With enrollment slightly down this year, rumors have circulated that, after Trillium Creek opens, the school board could choose to close Sunset.

And while Woodley isn't a school board member, he said, 'There's nothing that has taken place that would lead me to believe that.

'It's just an urban legend.'

As next-door neighbor Lake Oswego looks to close three of its nine elementary schools due to declining state revenues, people have gotten nervous, Woodley speculates.

'I think it just bleeds into the fabric... (But) where (Lake Oswego) is contracting in student enrollment, we continue to have modest increases. There would be no need to close classrooms when you need them.'

This year's enrollment decrease was not projected, and it breaks the pattern of the last few years, said superintendent Bill Rhoades. But it is too early to call the dip a trend. All of the district's schools lost students except for Athey Creek, putting West Linn enrollment down by about 100 students from last year's opening enrollment of about 5,100.

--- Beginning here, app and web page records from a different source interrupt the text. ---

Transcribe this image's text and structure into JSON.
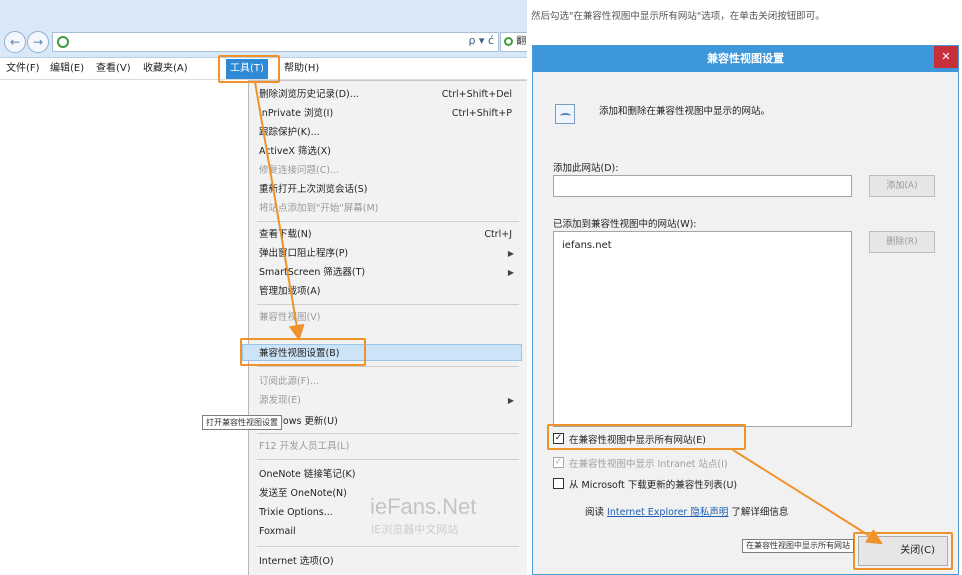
{
  "ie": {
    "nav_back_glyph": "←",
    "nav_forward_glyph": "→",
    "address_tools": "ρ ▾ ć",
    "tab_glyph": "翻",
    "menubar": [
      {
        "id": "file",
        "label": "文件(F)"
      },
      {
        "id": "edit",
        "label": "编辑(E)"
      },
      {
        "id": "view",
        "label": "查看(V)"
      },
      {
        "id": "favorites",
        "label": "收藏夹(A)"
      },
      {
        "id": "tools",
        "label": "工具(T)"
      },
      {
        "id": "help",
        "label": "帮助(H)"
      }
    ],
    "tools_menu": {
      "delete_history": {
        "label": "删除浏览历史记录(D)...",
        "shortcut": "Ctrl+Shift+Del"
      },
      "inprivate": {
        "label": "InPrivate 浏览(I)",
        "shortcut": "Ctrl+Shift+P"
      },
      "tracking_protection": {
        "label": "跟踪保护(K)..."
      },
      "activex_filtering": {
        "label": "ActiveX 筛选(X)"
      },
      "fix_connection": {
        "label": "修复连接问题(C)..."
      },
      "reopen_session": {
        "label": "重新打开上次浏览会话(S)"
      },
      "add_to_start": {
        "label": "将站点添加到\"开始\"屏幕(M)"
      },
      "view_downloads": {
        "label": "查看下载(N)",
        "shortcut": "Ctrl+J"
      },
      "popup_blocker": {
        "label": "弹出窗口阻止程序(P)"
      },
      "smartscreen": {
        "label": "SmartScreen 筛选器(T)"
      },
      "manage_addons": {
        "label": "管理加载项(A)"
      },
      "compat_view": {
        "label": "兼容性视图(V)"
      },
      "compat_view_settings": {
        "label": "兼容性视图设置(B)"
      },
      "subscribe_feed": {
        "label": "订阅此源(F)..."
      },
      "feed_discovery": {
        "label": "源发现(E)"
      },
      "windows_update": {
        "label": "Windows 更新(U)"
      },
      "f12_tools": {
        "label": "F12 开发人员工具(L)"
      },
      "onenote_linked": {
        "label": "OneNote 链接笔记(K)"
      },
      "send_to_onenote": {
        "label": "发送至 OneNote(N)"
      },
      "trixie_options": {
        "label": "Trixie Options..."
      },
      "foxmail": {
        "label": "Foxmail"
      },
      "internet_options": {
        "label": "Internet 选项(O)"
      }
    },
    "tooltip": "打开兼容性视图设置",
    "watermark": {
      "brand": "ieFans.Net",
      "tagline": "IE浏览器中文网站"
    }
  },
  "instruction": "然后勾选\"在兼容性视图中显示所有网站\"选项，在单击关闭按钮即可。",
  "dialog": {
    "title": "兼容性视图设置",
    "close_glyph": "✕",
    "intro": "添加和删除在兼容性视图中显示的网站。",
    "add_site_label": "添加此网站(D):",
    "add_site_value": "",
    "add_button": "添加(A)",
    "list_label": "已添加到兼容性视图中的网站(W):",
    "sites": [
      "iefans.net"
    ],
    "remove_button": "删除(R)",
    "check_all": {
      "label": "在兼容性视图中显示所有网站(E)",
      "checked": true,
      "mark": "✓"
    },
    "check_intranet": {
      "label": "在兼容性视图中显示 Intranet 站点(I)",
      "checked": true,
      "mark": "✓"
    },
    "check_download": {
      "label": "从 Microsoft 下载更新的兼容性列表(U)",
      "checked": false,
      "mark": ""
    },
    "link_prefix": "阅读",
    "link_text": "Internet Explorer 隐私声明",
    "link_suffix": "了解详细信息",
    "close_button": "关闭(C)",
    "tooltip": "在兼容性视图中显示所有网站"
  },
  "colors": {
    "highlight_box": "#f0922b",
    "menu_active": "#2f8ad6",
    "dialog_titlebar": "#3e97d8",
    "dialog_close": "#c7303a"
  }
}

Sunset has a capacity for 479, and a current enrollment of 409 students - all of which are attending school in the main building, as the district closed its two portables last year as a part of budget cuts.

So, while opening Trillium Creek will relieve some of the crowding and create more space in Sunset's building, the district does not plan to close it.

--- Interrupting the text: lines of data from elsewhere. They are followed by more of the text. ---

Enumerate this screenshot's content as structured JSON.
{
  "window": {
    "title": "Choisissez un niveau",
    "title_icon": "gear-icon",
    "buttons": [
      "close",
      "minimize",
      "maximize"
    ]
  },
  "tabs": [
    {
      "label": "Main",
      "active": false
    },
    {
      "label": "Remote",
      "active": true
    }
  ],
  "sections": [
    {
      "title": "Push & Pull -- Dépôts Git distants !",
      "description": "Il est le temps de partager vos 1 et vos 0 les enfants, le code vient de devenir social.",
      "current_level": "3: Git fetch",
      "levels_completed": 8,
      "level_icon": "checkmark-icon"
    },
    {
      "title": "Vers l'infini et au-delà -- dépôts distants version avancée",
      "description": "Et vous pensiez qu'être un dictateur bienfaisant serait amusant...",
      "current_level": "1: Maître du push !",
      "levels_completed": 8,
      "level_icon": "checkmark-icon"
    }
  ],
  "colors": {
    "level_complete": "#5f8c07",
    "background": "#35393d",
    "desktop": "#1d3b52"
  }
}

Instead, the aging building, which has had additions built in 1941, 1957, 1960 and 1966, will likely be rebuilt using money from a future bond.

The old building has a number of structural deficiencies. The building is not built to current ADA (Americans with Disabilities Act) standards, seismic standards or fire code, although, Woodley said, the district has worked with the city and Tualatin Valley Fire and Rescue to make the building safe.

It also has a leaky foundation and is scarce on parking, among other things.

While a 2008 committee had originally recommended replacing Sunset at the Oppenlander Fields, a 2009 commitee confirmed the neighborhood's desire to keep the school where it is. The board has acted in accordance with that ever since.

When last May's election solidified a land swap of about seven acres of former school district property at Parker Road for 1.6 acres of the city's Sunset Park, Woodley said that that the school board showed its intent is to rebuild Sunset at its current location. The exchange will help to give more space to the cramped site, which is smaller than the district's preferred site size for a primary school.

The Long Range Planning Committee is currently updating its plan and will likely include in its recommendations a timeline for the district's next capital improvement bond, which is likely to include money for Sunset Primary's reconstruction.